Identification of harbor and ships

Identification of port and country. Identification of ships. WWII era, from a German Kriegsmarine album

This is Kiel, before 1958. The signal tower was build in 1912 and dismantled in 1958. It is located at the Kiellinie on the Blücherbrücke:

It had to be torn down as it developed some Pisa-esque characteristics after the war.

54°20'19.3"N, 10°9'30.9"E

As it was a frequent guest at exactly this place, I'm going out on a limb and make a wild guess to say the ship was probably the Gorch Fock:

(src: Blücherbrücke)

Note that the ship currently named so was only build in 1958. The predecessor is from 1933.

(src) Note that the last two pictures are dated "ca 1936".

If it is the first Gorch Fock, then this would date the photo to 1942-1944, when it was stationed at Kiel (according to an unsourced Wikipedia entry, or an history-oriented newspaper but sources seem a bit murky on details), afterwards being transferred to Stralsund while she was again in sea-going service.

A print dated 1942 is sold as

Am Hindenburgufer / Vertäut und verträumt liegt Gorch Fock am Signalturm (Kiel und die Kieler Förde) - historischer Fotodruck / Kupfertiefdruck - 1942

As the slightly later built sister ships look quite similar, the ship in the orignal foto may also be the Horst Wessel or Albert Leo Schlageter.

As it happens, for example the Horst Wessel was at least in 1943 also in Kiel and also seems to prefer anchoring a Blücherbridge when in Kiel and was by 1944 in Stralsund, where it also was in 1941… .

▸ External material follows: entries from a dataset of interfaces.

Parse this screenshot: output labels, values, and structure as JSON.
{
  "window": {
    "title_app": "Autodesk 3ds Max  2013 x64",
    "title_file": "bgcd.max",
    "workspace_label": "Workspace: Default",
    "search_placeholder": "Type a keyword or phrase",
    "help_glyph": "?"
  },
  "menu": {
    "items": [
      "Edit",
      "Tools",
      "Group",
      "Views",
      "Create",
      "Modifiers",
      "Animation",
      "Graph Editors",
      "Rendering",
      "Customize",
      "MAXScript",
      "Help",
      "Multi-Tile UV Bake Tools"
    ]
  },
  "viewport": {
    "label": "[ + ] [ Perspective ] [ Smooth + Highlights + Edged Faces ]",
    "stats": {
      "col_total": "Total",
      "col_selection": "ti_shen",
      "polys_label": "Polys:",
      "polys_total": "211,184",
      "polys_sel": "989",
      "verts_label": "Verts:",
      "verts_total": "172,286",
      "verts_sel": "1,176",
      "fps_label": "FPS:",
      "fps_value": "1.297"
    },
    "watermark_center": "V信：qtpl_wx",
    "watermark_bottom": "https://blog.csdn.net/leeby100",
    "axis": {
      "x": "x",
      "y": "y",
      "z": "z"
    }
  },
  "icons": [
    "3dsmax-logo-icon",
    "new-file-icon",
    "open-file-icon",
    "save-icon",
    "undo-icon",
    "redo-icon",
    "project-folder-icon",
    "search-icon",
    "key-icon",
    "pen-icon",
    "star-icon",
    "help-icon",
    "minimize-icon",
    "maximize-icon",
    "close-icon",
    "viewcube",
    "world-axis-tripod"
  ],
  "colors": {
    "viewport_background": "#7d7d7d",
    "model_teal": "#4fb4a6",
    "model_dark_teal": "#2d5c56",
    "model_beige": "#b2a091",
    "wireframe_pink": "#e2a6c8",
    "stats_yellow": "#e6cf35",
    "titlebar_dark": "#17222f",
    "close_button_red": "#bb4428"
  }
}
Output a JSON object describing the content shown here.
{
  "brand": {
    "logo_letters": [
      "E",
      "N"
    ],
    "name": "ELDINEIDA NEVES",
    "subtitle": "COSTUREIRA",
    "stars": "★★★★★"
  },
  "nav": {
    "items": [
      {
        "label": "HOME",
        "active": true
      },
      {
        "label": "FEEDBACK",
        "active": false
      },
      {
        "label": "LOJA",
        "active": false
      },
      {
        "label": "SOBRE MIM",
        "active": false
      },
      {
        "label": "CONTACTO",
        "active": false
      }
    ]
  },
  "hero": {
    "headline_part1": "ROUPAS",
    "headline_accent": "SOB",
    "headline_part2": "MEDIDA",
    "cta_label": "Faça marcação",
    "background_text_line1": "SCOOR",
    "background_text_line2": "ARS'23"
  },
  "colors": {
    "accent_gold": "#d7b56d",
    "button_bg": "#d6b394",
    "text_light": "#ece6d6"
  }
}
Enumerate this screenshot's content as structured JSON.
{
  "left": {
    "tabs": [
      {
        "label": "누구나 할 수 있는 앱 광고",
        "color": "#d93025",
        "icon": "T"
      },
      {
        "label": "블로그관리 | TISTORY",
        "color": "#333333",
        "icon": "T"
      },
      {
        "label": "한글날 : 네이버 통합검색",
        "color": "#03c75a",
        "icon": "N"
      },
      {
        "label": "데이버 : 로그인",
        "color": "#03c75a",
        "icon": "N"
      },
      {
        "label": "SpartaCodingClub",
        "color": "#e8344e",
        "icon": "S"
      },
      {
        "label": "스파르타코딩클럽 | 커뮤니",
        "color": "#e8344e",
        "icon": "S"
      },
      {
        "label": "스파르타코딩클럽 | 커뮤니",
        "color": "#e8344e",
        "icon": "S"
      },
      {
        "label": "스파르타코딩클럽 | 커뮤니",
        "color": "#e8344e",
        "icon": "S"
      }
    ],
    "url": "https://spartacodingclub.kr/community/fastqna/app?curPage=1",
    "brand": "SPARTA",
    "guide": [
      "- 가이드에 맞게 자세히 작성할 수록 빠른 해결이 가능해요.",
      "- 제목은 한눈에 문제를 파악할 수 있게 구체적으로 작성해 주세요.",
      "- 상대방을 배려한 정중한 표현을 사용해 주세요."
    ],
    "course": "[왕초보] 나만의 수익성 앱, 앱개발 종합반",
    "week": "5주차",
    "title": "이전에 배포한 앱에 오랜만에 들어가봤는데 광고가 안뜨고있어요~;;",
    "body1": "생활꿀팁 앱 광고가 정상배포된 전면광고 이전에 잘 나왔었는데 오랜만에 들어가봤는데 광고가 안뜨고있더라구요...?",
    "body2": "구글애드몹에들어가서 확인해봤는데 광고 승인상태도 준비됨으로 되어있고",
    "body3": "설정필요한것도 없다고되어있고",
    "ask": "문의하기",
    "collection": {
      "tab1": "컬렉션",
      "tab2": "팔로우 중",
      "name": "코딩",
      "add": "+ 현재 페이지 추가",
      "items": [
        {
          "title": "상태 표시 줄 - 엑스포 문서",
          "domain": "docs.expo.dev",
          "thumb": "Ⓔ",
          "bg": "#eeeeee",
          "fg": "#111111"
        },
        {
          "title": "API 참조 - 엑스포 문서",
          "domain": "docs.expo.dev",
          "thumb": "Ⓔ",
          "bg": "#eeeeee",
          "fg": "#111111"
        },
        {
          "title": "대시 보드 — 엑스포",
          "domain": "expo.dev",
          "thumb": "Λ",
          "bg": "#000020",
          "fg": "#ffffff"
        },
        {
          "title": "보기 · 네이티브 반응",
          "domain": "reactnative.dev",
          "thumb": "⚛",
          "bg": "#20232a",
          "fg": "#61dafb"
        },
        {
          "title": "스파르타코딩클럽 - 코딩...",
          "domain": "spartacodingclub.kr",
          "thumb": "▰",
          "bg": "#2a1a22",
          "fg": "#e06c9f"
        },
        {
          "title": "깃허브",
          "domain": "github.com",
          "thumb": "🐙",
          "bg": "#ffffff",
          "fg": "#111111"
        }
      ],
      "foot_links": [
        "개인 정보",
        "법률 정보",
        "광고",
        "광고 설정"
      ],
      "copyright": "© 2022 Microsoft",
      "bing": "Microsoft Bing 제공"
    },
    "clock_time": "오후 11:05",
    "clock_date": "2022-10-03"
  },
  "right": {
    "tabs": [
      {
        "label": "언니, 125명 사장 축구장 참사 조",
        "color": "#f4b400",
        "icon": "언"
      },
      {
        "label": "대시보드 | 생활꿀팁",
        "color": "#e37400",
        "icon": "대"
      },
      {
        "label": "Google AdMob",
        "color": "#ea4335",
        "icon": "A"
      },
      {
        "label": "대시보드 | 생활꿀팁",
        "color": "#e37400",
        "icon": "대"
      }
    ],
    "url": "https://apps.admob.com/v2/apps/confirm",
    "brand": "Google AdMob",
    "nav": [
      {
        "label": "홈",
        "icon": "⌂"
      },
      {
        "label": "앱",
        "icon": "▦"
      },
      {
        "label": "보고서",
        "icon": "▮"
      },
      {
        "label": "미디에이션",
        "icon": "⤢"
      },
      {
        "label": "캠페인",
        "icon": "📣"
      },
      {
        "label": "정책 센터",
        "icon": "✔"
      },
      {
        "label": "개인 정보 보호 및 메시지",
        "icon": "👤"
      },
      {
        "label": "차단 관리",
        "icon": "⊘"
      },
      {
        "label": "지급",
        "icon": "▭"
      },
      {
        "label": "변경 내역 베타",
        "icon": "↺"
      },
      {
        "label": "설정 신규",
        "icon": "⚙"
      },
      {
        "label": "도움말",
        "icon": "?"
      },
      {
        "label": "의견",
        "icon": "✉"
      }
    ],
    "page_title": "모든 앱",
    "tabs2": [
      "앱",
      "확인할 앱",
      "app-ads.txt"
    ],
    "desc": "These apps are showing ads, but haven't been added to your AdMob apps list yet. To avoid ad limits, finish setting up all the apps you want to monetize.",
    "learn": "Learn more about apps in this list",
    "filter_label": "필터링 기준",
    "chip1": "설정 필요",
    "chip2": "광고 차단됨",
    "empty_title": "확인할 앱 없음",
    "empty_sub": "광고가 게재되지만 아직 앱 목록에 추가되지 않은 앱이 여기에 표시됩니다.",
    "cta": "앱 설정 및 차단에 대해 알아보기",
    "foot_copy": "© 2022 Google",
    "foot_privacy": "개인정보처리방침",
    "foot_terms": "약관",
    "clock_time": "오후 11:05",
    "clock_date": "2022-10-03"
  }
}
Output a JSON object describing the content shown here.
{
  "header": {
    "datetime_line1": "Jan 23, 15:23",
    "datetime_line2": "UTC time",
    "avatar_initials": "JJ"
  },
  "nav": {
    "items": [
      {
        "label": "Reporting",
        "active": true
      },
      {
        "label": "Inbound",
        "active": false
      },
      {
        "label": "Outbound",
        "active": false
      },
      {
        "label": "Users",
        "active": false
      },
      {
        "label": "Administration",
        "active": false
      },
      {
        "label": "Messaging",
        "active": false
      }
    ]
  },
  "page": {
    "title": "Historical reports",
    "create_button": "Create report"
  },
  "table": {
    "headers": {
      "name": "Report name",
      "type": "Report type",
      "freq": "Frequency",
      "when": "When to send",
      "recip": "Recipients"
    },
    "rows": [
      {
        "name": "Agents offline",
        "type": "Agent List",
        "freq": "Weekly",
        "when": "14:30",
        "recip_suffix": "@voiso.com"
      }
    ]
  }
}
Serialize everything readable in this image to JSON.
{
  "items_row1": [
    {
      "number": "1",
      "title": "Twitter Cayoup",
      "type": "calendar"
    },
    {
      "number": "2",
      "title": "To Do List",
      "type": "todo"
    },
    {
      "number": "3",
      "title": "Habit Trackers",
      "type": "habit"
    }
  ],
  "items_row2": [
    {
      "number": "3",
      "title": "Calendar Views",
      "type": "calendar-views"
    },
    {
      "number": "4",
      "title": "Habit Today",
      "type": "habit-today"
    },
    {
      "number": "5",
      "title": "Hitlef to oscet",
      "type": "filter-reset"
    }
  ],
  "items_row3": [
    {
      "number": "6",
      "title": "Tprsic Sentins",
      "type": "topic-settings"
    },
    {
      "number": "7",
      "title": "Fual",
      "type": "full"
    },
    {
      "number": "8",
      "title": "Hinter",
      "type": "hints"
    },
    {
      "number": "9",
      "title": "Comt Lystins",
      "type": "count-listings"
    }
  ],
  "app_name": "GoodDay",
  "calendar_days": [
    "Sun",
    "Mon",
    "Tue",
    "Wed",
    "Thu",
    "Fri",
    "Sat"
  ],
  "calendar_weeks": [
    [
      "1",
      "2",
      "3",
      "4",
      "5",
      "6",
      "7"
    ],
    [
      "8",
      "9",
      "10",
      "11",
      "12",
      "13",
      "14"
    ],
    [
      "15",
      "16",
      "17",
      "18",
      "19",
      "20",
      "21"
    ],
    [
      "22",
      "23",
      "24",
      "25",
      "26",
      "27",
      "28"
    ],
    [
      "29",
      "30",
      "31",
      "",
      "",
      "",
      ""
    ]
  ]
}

Since these ships are so similar and details on the original fotos - whether pictoria or regarding date - are still not enough - and well, yeah, ships can move, a lot - for me it seems undecidable which one of the three most probable candidates exactly this is.

Plus, the perspective of the original photo doesn't even rule out that two of these ships were moored there at the same time:

src: Photo's Kiel Harbour 1920s/30s

Or all three:


Data for the ships, according to German Wikipedia:

Gorch Fock Horst Wessel Albert Leo Schlageter Length 82,1 m 89 89 Masts 3 3 3 Sails 23 23 23

Concerning the sail plan, most pictures of Gorch Fock in the 30s do show a 2 sails on the mizzen mast, while the other two ships have three, but it's unclear whether or when a re-fitting might have taken place. The current state of the Gorch Fock shows another difference there:

And by 1940 it seems that the aft-rigging was altered from 2 to 3 sails:

That would point in summary to any one of the three German Gorch-Fock-class ships, dated by flag flown in original picture to after 1935 and obviously before May 1945.

For comparison, pictures of all three ships:

a b c d e f

a: Horst Wessel; b: Schlageter and Gorch Fock; c: Schlageter; d: Sagres today; e: Gorch Fock today; f: USCGC Eagle

Further hints: there seems to be a coastal vessel and an early u-boat type to the left of the sailor. The two warships in the distance is another possible clue, but too hard to make out all. The presence of a launch type small boat ("Barkasse"; modern version) for private mass amusements or personal transport from A to B across the bay. Both types of transport should be much rarer after July 1944 when allied air raids hit the place and eastern landing piers.

In the centre of the picture might hint at a date somewhat before 1945 when things got tight and the clothing of all the sailors visible might shift the latest date a few weeks before the end of 1944 as well, when things got cold.

Watch the video: Live ship detection at Busan harbor (January 2022).